Can happiness be bottled? In short, scientists believe the answer is yes. The smell could then in theory be used to treat those people who have depression or phobias.
Our bodies produce different scents depending on our mood, if we are scared, we produce a specific scent or chemosignal, if we are happy, we produce an entirely different scent. These can be picked up by people around us and it is believed that fear can be spread to others around you by your chemosignal. Professor Scilingo is hoping to produce an odour that can help to make people feel happy or more positive. He believes this could be produced in the next few years. Given the impact of COVID-19 around the world and the increases in depression, this could be a very valuable tool.
Professor Scilingo is part of the POTION research group, who are also researching how odours impact on peoples social interactions. When people are scared, they struggle to trust anyone, when they are happy they are far more likely to trust people and also attract people towards them. It is believed that we use the sense of smell far more than we think. We recognize that people can have specific smells, a mother for instance can recognize the smell of her child. Many animals use the sense of smell a great deal, how often have you seen your dog sniffing its way round its environment, when out on a walk, it marks its territory using a scent that can be identified by other dogs.
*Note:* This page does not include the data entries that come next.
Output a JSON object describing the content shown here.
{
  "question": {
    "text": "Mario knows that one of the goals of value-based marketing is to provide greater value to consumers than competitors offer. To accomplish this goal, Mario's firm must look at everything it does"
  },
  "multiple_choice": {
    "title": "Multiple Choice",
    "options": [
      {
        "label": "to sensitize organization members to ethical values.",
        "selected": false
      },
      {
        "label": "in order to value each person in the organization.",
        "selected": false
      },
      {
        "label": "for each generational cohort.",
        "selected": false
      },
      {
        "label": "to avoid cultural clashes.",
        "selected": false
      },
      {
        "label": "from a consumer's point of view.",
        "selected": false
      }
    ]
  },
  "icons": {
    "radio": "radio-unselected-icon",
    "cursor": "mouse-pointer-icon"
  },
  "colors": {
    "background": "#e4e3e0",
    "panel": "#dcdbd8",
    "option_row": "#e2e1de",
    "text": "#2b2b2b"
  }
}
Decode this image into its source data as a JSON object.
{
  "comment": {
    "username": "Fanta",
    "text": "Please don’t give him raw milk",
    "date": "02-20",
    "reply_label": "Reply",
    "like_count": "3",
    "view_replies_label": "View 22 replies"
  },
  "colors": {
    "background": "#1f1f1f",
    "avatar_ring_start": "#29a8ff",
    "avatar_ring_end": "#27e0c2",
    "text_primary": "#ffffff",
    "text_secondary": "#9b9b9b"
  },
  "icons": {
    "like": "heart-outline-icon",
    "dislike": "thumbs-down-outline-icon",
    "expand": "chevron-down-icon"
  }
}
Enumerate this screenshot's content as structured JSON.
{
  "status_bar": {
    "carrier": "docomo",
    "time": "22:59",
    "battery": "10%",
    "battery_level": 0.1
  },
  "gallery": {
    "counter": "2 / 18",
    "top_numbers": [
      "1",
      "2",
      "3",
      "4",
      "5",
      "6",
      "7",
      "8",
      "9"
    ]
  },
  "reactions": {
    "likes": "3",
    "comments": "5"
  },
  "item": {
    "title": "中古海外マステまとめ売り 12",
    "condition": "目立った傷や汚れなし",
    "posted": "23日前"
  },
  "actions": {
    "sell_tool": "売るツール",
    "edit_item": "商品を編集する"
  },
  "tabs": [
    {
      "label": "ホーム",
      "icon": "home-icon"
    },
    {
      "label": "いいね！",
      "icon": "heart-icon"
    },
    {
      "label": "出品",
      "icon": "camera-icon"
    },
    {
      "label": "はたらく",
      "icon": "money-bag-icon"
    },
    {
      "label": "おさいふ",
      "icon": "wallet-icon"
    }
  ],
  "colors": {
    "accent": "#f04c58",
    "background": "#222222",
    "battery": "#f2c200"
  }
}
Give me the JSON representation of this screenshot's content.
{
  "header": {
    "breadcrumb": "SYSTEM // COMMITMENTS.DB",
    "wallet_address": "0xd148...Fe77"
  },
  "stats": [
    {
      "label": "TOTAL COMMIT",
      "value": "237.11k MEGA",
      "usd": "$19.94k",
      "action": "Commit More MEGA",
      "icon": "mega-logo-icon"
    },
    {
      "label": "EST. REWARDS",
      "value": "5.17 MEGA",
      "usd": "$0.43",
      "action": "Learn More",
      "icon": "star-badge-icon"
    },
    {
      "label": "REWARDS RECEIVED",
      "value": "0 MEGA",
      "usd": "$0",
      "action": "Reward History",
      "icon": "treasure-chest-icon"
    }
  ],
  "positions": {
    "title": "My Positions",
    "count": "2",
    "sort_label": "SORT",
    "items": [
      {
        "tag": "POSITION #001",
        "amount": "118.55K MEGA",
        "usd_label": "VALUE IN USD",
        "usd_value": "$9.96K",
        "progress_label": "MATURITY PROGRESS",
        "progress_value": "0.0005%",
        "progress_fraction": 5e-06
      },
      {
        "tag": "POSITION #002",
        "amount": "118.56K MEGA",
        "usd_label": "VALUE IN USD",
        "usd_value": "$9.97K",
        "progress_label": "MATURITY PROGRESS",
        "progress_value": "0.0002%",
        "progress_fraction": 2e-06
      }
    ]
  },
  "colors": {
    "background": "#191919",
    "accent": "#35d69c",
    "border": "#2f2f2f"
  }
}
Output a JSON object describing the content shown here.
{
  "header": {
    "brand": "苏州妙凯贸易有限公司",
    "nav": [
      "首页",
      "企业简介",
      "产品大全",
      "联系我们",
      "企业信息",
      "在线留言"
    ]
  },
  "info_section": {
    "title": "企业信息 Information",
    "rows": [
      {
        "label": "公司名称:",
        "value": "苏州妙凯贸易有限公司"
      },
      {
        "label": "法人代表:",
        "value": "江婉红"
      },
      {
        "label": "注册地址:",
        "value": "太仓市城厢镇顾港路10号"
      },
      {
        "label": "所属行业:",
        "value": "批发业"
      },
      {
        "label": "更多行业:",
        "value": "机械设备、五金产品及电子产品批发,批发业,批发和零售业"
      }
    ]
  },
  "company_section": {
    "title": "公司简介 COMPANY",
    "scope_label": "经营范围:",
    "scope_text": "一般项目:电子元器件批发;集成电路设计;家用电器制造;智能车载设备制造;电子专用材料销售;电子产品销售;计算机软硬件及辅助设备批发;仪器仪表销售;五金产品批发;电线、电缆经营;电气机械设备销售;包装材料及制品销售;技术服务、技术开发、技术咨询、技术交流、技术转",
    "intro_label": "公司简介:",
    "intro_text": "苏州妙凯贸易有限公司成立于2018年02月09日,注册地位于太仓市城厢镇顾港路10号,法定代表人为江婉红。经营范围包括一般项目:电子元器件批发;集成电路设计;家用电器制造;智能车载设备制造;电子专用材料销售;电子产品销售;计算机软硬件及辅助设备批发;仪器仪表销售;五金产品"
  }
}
The sense of smell is almost another language.
It is hoped that this research can also be used to help understand what happens when people struggle to identify others, for example those individuals who have autism or Alzheimer’s.
Despite this sounding very futuristic and unlikely, happiness in a bottle really could be only a few years away.
Thanks to Tim Mossholder for the photograph featured on Unsplash